Double-scope integration integrates two mental assemblies, two notions, two thoughts that conflict in their basic conceptual organizations, because they are based on conflicting frames or conflicting identities. The result of this integration is a new conceptual array, a "blend," that has a new organizing structure and emergent meaning of its own. In "double-scope" integration, there are two input menial spaces that we typically keep quite separate, but there is also the invention of a blend that draws crucially on both of them.
I thought of this observation while recently reading (or attempting to read) Claude Levi-Strauss's 1969 work THE ELEMENTARY STRUCTURES OF KINSHIP, where L-S addresses what he calls "the 'polymorphism' of child thought:"
...it must be allowed that infantile thought represents a sort of common denominator for all thoughts and all cultures. This is what Piaget has frequently expressed in speaking of the 'syncretism' of child thought, which, however, seems dangerous to us since it admits of two different interpretations. If by 'syncretism' is meant a state of confusion and undifferentiation in wich the child's distinction between himself and another, between people and objects, and between the objects themselves, is poor, there is a risk of being content with a highly superficial view of things and overlooking the main point. This seeming 'primitive undifferentiation' is not so much an absence of differentiation as a different system of differentiation from [that of adults], and furthermore the result of several systems being in co-existence, and the constant transition from one to another."
Should I also bring in Coleridge to have his say? Nah, not today. But I will note a mild disagreement to one statement by Curt:
Here's my theory. Every fictional work is essentially a guided fantasy or daydream in which we cast ourselves as the protagonist or viewpoint character.

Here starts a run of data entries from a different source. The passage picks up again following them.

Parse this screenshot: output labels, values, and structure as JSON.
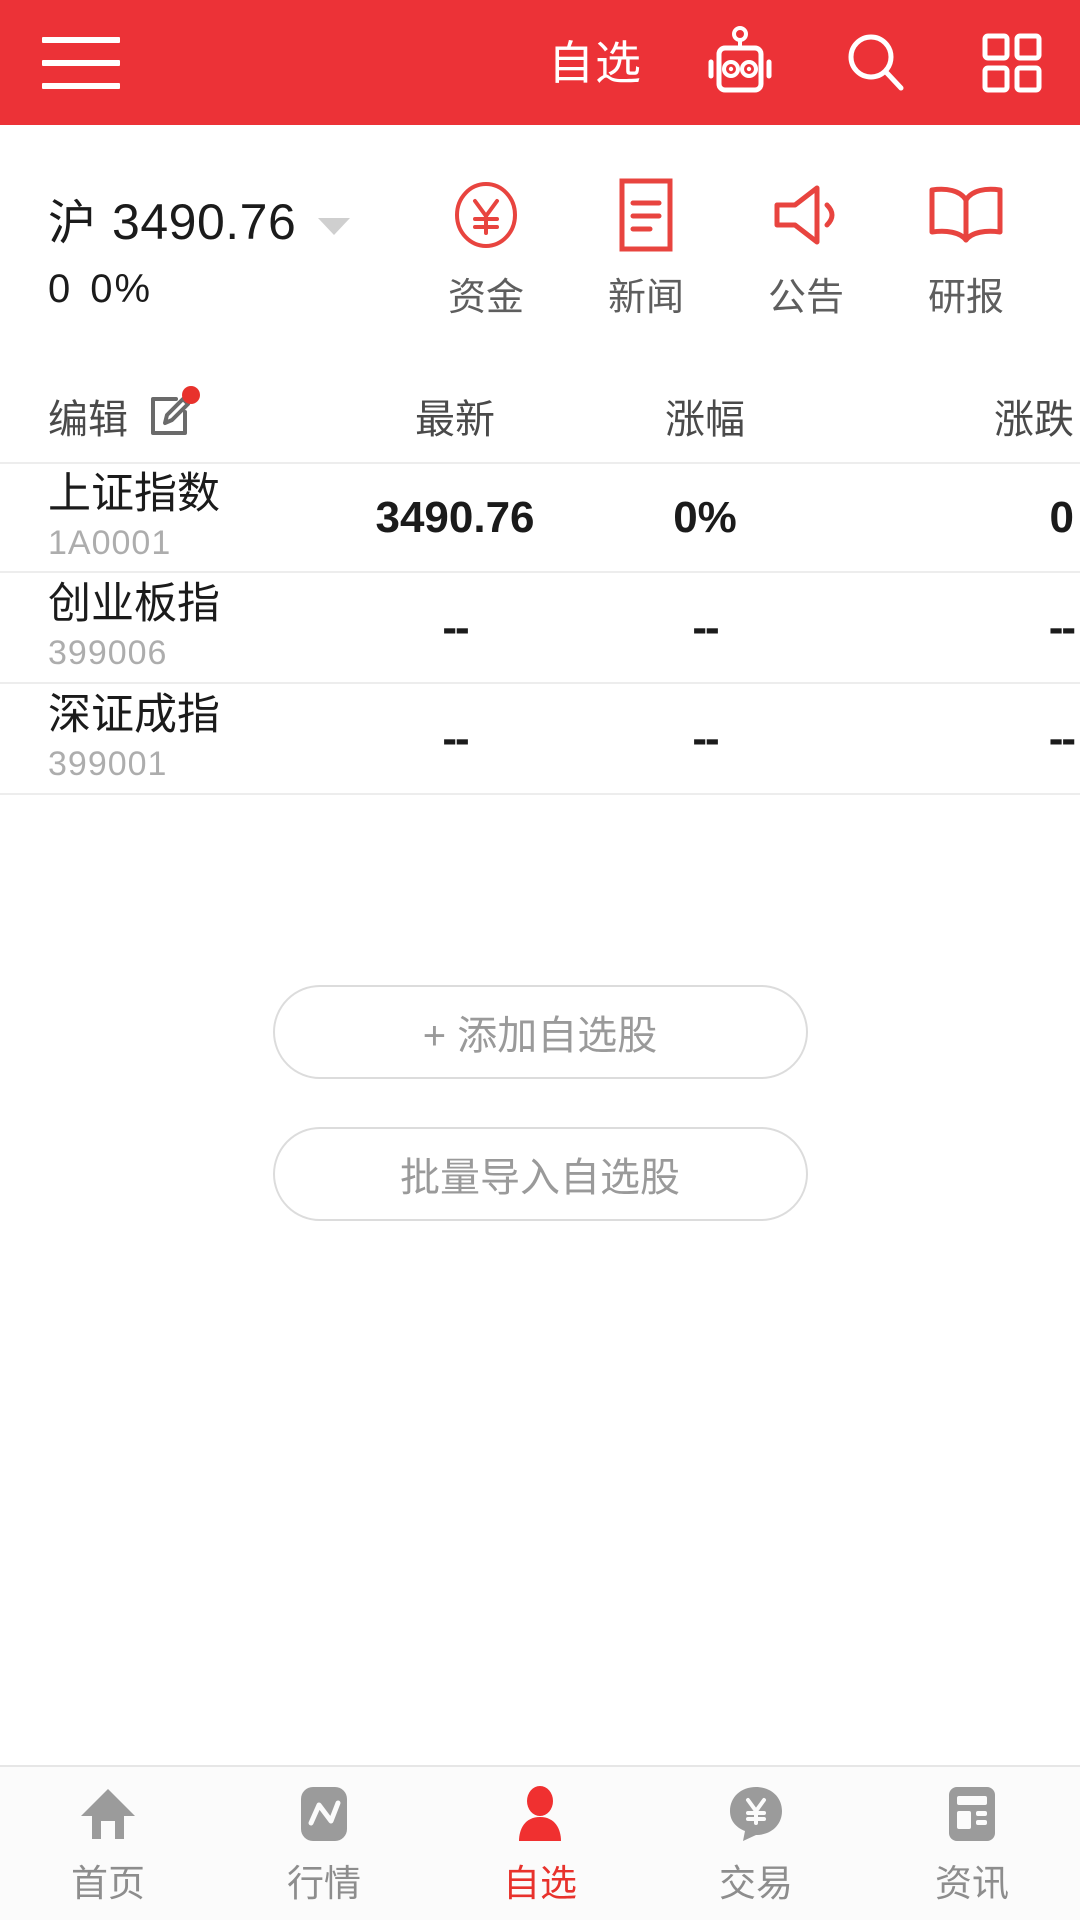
{
  "theme": {
    "header_bg": "#ec3237",
    "accent_red": "#e8322c",
    "text_dark": "#1b1b1b",
    "text_muted": "#8d8d8d",
    "code_gray": "#adadad",
    "border": "#ededed"
  },
  "header": {
    "menu_icon": "hamburger-menu-icon",
    "title": "自选",
    "robot_icon": "robot-icon",
    "search_icon": "search-icon",
    "grid_icon": "grid-apps-icon"
  },
  "summary": {
    "index_label": "沪",
    "index_value": "3490.76",
    "dropdown_icon": "chevron-down-icon",
    "change_value": "0",
    "change_percent": "0%"
  },
  "quick_actions": [
    {
      "label": "资金",
      "icon": "yen-circle-icon"
    },
    {
      "label": "新闻",
      "icon": "document-lines-icon"
    },
    {
      "label": "公告",
      "icon": "speaker-announce-icon"
    },
    {
      "label": "研报",
      "icon": "open-book-icon"
    }
  ],
  "table": {
    "headers": {
      "edit": "编辑",
      "edit_icon": "edit-pencil-icon",
      "latest": "最新",
      "change_pct": "涨幅",
      "change_amt": "涨跌"
    },
    "rows": [
      {
        "name": "上证指数",
        "code": "1A0001",
        "latest": "3490.76",
        "change_pct": "0%",
        "change_amt": "0"
      },
      {
        "name": "创业板指",
        "code": "399006",
        "latest": "--",
        "change_pct": "--",
        "change_amt": "--"
      },
      {
        "name": "深证成指",
        "code": "399001",
        "latest": "--",
        "change_pct": "--",
        "change_amt": "--"
      }
    ]
  },
  "actions": {
    "add_stock": "+ 添加自选股",
    "batch_import": "批量导入自选股"
  },
  "bottom_nav": [
    {
      "label": "首页",
      "icon": "home-icon",
      "active": false
    },
    {
      "label": "行情",
      "icon": "market-chart-icon",
      "active": false
    },
    {
      "label": "自选",
      "icon": "person-icon",
      "active": true
    },
    {
      "label": "交易",
      "icon": "trade-yen-bubble-icon",
      "active": false
    },
    {
      "label": "资讯",
      "icon": "news-card-icon",
      "active": false
    }
  ]
}
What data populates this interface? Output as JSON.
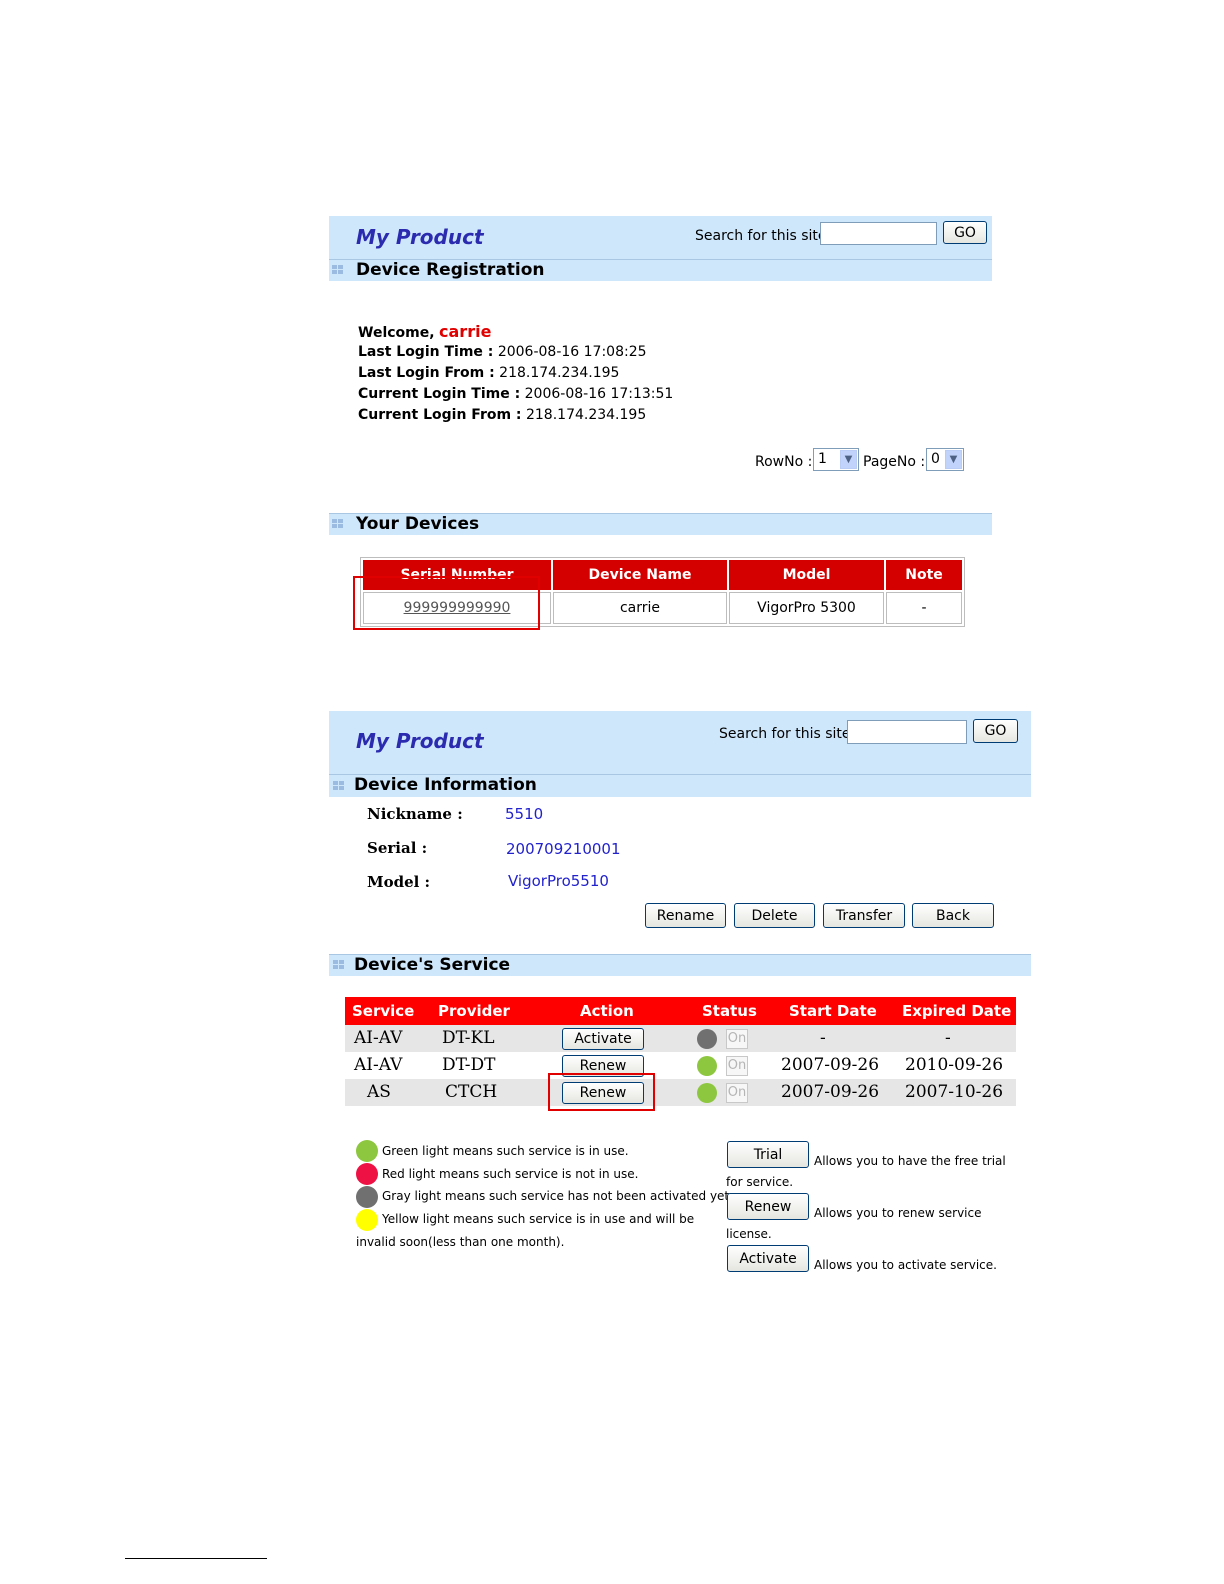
{
  "panel1": {
    "title": "My Product",
    "search_label": "Search for this site",
    "search_value": "",
    "go_label": "GO",
    "section_registration": "Device Registration",
    "welcome_label": "Welcome,",
    "username": "carrie",
    "login_lines": [
      {
        "label": "Last Login Time :",
        "value": "2006-08-16  17:08:25"
      },
      {
        "label": "Last Login From :",
        "value": "218.174.234.195"
      },
      {
        "label": "Current Login Time :",
        "value": "2006-08-16  17:13:51"
      },
      {
        "label": "Current Login From :",
        "value": "218.174.234.195"
      }
    ],
    "rowno_label": "RowNo :",
    "rowno_value": "1",
    "pageno_label": "PageNo :",
    "pageno_value": "0",
    "section_devices": "Your Devices",
    "devices_table": {
      "headers": [
        "Serial Number",
        "Device Name",
        "Model",
        "Note"
      ],
      "rows": [
        [
          "999999999990",
          "carrie",
          "VigorPro 5300",
          "-"
        ]
      ]
    }
  },
  "panel2": {
    "title": "My Product",
    "search_label": "Search for this site",
    "search_value": "",
    "go_label": "GO",
    "section_info": "Device Information",
    "nickname_label": "Nickname :",
    "nickname_value": "5510",
    "serial_label": "Serial :",
    "serial_value": "200709210001",
    "model_label": "Model :",
    "model_value": "VigorPro5510",
    "buttons": {
      "rename": "Rename",
      "delete": "Delete",
      "transfer": "Transfer",
      "back": "Back"
    },
    "section_service": "Device's Service",
    "service_table": {
      "headers": [
        "Service",
        "Provider",
        "Action",
        "Status",
        "Start Date",
        "Expired Date"
      ],
      "rows": [
        {
          "service": "AI-AV",
          "provider": "DT-KL",
          "action": "Activate",
          "status_color": "#707070",
          "toggle": "On",
          "start": "-",
          "expired": "-"
        },
        {
          "service": "AI-AV",
          "provider": "DT-DT",
          "action": "Renew",
          "status_color": "#8dc63f",
          "toggle": "On",
          "start": "2007-09-26",
          "expired": "2010-09-26"
        },
        {
          "service": "AS",
          "provider": "CTCH",
          "action": "Renew",
          "status_color": "#8dc63f",
          "toggle": "On",
          "start": "2007-09-26",
          "expired": "2007-10-26"
        }
      ]
    },
    "legend": [
      {
        "color": "#8dc63f",
        "text": "Green light means such service is in use."
      },
      {
        "color": "#ee1144",
        "text": "Red light means such service is not in use."
      },
      {
        "color": "#707070",
        "text": "Gray light means such service has not been activated yet."
      },
      {
        "color": "#ffff00",
        "text": "Yellow light means such service is in use and will be"
      }
    ],
    "legend_continuation": "invalid soon(less than one month).",
    "help": [
      {
        "button": "Trial",
        "text": "Allows you to have the free trial",
        "cont": "for service."
      },
      {
        "button": "Renew",
        "text": "Allows you to renew service",
        "cont": "license."
      },
      {
        "button": "Activate",
        "text": "Allows you to activate service.",
        "cont": ""
      }
    ]
  },
  "colors": {
    "header_bg": "#cfe7fb",
    "title_blue": "#2b2bb0",
    "table_red": "#d40000",
    "service_red": "#ff0000",
    "highlight_red": "#e00000",
    "link_blue": "#2222cc"
  }
}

I would amend this to say that the "guided fantasy" can also coalesce around what a Wikipedia article calls the focal character, about which I'll have more to say in future essays.